* [Recorded data]:
-----
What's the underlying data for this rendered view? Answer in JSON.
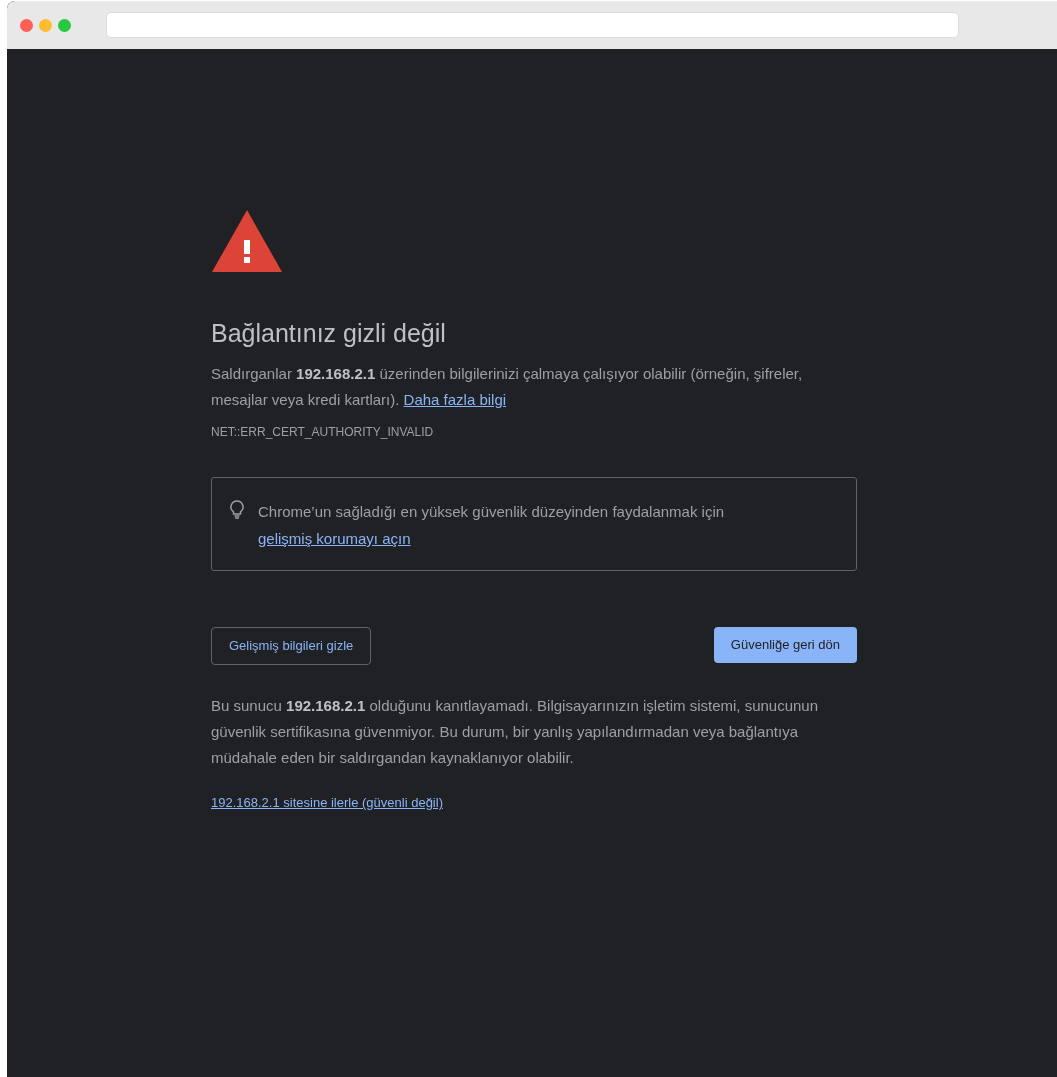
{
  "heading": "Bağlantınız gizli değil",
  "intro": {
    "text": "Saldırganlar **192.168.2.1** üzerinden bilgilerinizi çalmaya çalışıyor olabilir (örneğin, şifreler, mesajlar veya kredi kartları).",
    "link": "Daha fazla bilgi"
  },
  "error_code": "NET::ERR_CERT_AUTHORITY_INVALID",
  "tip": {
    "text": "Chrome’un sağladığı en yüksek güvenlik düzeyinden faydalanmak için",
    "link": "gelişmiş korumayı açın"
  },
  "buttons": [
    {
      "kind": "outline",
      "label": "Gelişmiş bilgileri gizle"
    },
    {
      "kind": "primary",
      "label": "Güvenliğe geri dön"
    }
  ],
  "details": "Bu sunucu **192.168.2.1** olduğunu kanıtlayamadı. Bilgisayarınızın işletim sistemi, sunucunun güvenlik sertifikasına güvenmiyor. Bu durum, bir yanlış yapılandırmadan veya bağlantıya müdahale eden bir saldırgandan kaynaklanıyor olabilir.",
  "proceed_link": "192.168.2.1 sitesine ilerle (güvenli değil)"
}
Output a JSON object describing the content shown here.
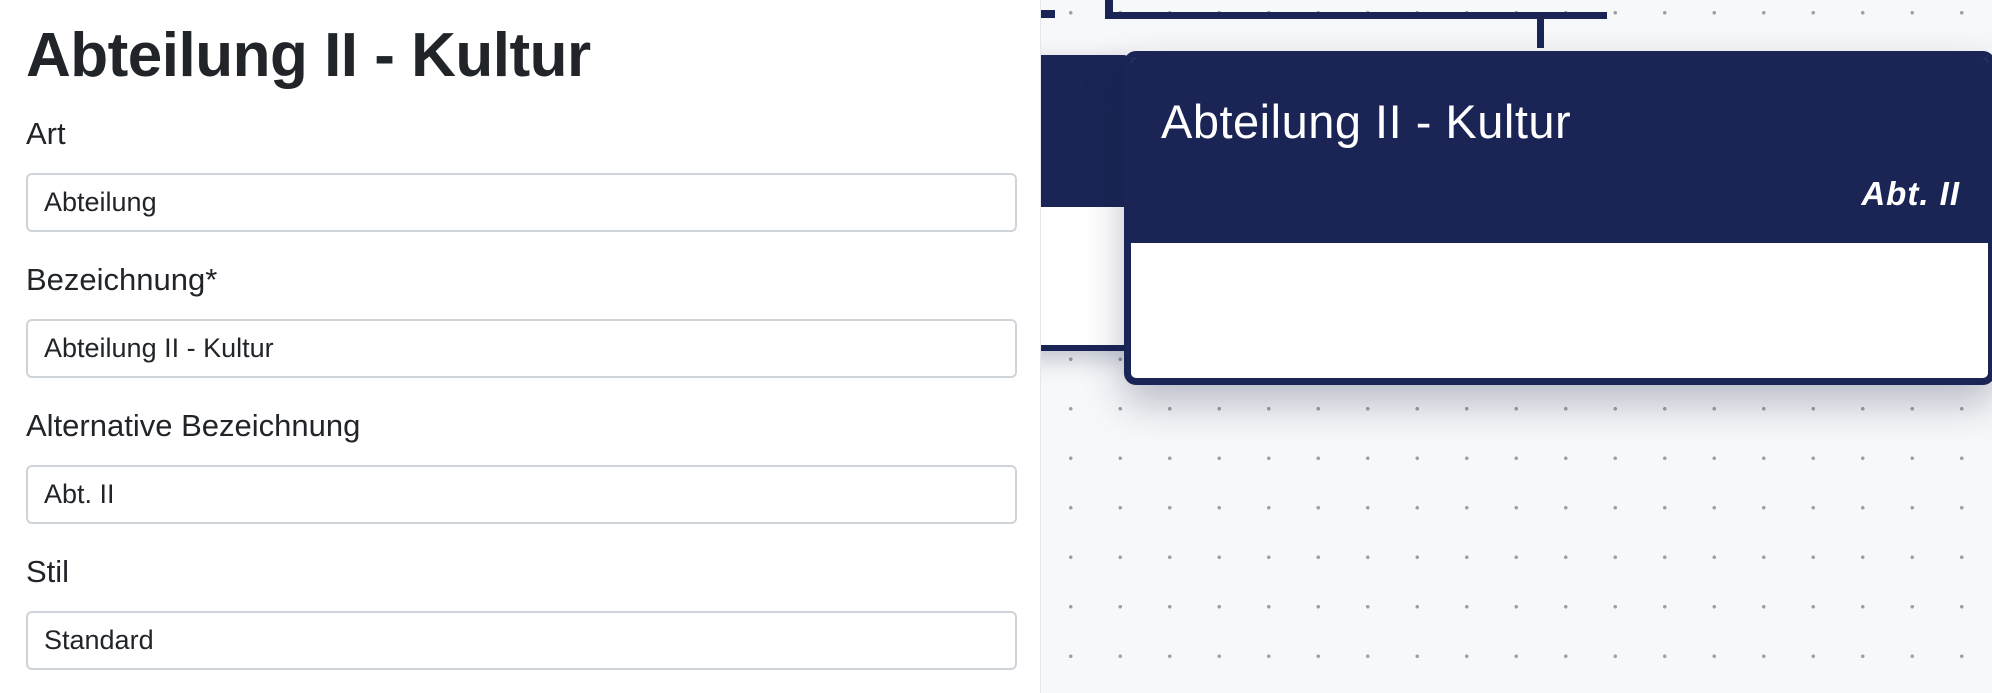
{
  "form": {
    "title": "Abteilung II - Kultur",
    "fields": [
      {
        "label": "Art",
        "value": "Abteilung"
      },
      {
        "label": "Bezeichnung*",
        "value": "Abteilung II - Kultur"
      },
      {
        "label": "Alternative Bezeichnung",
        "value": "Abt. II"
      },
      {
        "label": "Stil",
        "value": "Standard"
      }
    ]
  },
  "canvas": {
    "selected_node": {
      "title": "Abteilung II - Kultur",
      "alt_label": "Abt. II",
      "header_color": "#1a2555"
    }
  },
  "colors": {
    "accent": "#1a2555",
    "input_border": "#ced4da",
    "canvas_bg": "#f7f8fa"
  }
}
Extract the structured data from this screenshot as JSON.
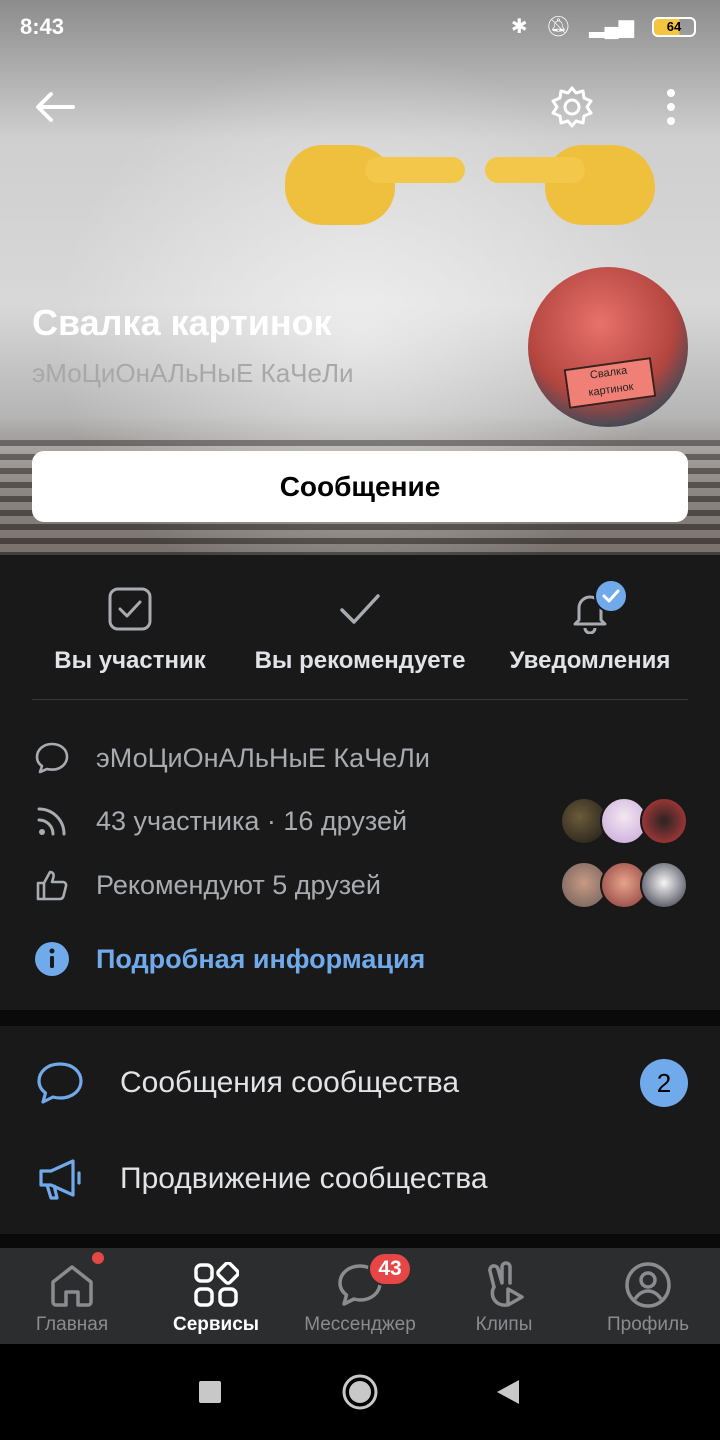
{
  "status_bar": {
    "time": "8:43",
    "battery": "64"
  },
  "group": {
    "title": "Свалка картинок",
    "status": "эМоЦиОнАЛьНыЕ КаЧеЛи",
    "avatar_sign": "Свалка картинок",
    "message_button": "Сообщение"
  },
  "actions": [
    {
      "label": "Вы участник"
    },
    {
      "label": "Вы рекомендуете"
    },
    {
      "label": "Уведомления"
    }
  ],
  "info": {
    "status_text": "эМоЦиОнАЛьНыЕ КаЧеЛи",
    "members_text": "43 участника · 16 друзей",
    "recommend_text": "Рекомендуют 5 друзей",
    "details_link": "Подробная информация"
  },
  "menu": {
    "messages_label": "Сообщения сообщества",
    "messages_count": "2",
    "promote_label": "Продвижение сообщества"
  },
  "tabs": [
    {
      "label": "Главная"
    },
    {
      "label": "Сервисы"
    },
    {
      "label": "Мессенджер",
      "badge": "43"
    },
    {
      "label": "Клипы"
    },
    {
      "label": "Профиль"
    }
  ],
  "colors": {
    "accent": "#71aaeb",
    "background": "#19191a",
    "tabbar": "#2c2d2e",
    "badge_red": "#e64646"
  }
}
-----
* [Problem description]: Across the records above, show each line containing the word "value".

* [Result of this exercise]:
        "value": "Abteilung"
        "value": "Abteilung II - Kultur"
        "value": "Abt. II"
        "value": "Standard"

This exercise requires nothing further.